■ **Problem details**: In the data below, give the number of lines that contain the word "Voir". Nothing else is needed.

___ Material for this task ___

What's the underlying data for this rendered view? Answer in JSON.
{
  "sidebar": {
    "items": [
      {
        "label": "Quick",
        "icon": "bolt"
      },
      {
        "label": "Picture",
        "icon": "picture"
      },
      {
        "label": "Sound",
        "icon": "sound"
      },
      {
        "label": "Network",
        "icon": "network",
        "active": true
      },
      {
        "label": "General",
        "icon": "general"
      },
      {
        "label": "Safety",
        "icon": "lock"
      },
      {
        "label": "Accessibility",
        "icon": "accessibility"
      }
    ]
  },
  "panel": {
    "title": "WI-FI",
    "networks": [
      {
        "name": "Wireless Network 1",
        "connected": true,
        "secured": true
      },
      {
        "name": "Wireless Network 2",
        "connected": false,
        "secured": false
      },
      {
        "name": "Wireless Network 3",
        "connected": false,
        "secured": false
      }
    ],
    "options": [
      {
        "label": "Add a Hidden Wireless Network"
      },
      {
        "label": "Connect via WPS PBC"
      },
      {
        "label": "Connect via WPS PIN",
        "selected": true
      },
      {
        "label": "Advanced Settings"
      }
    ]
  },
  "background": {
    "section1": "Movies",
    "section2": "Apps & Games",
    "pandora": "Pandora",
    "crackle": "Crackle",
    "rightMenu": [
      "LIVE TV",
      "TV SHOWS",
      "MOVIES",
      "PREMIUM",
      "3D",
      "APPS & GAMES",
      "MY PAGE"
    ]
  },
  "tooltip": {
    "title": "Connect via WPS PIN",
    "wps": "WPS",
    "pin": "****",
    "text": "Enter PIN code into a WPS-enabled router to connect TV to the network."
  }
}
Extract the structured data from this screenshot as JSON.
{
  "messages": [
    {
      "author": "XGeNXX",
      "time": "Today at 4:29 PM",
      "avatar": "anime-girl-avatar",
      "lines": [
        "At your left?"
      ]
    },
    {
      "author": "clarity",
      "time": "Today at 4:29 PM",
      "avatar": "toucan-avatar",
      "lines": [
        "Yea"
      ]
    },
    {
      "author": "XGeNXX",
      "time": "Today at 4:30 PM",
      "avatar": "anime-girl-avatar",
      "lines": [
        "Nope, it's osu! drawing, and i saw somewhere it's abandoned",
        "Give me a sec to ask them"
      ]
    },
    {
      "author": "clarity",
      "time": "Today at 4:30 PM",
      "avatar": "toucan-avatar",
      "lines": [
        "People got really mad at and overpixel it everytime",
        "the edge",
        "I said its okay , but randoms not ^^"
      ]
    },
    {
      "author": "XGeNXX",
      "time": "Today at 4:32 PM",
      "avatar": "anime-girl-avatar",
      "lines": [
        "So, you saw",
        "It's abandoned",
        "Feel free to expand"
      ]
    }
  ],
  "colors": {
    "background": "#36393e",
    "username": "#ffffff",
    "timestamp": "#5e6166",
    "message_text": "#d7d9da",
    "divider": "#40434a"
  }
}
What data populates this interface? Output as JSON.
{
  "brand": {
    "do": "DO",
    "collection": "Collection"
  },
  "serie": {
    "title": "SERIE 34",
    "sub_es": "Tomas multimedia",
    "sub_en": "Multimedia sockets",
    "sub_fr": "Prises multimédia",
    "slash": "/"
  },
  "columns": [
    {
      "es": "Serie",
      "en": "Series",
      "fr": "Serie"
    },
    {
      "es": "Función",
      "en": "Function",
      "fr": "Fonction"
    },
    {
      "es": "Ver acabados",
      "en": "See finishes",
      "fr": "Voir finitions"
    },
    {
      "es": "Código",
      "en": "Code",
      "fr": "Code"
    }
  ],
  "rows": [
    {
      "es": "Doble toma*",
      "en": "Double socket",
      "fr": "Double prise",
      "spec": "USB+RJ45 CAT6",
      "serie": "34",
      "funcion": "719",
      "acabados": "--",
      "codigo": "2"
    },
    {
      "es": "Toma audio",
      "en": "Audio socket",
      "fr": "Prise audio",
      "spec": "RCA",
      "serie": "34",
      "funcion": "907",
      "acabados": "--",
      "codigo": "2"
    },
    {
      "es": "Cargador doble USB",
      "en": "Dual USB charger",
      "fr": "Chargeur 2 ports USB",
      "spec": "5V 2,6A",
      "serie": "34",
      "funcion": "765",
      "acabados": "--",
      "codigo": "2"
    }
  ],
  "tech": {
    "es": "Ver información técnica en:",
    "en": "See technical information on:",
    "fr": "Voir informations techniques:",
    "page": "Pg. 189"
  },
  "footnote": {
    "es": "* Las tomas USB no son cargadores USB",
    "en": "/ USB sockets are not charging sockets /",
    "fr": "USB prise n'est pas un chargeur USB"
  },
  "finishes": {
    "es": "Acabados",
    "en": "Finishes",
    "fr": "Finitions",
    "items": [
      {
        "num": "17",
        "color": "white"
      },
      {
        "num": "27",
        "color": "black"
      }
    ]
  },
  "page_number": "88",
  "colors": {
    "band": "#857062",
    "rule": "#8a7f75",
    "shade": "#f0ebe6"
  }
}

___

■ **Response to the task**: 2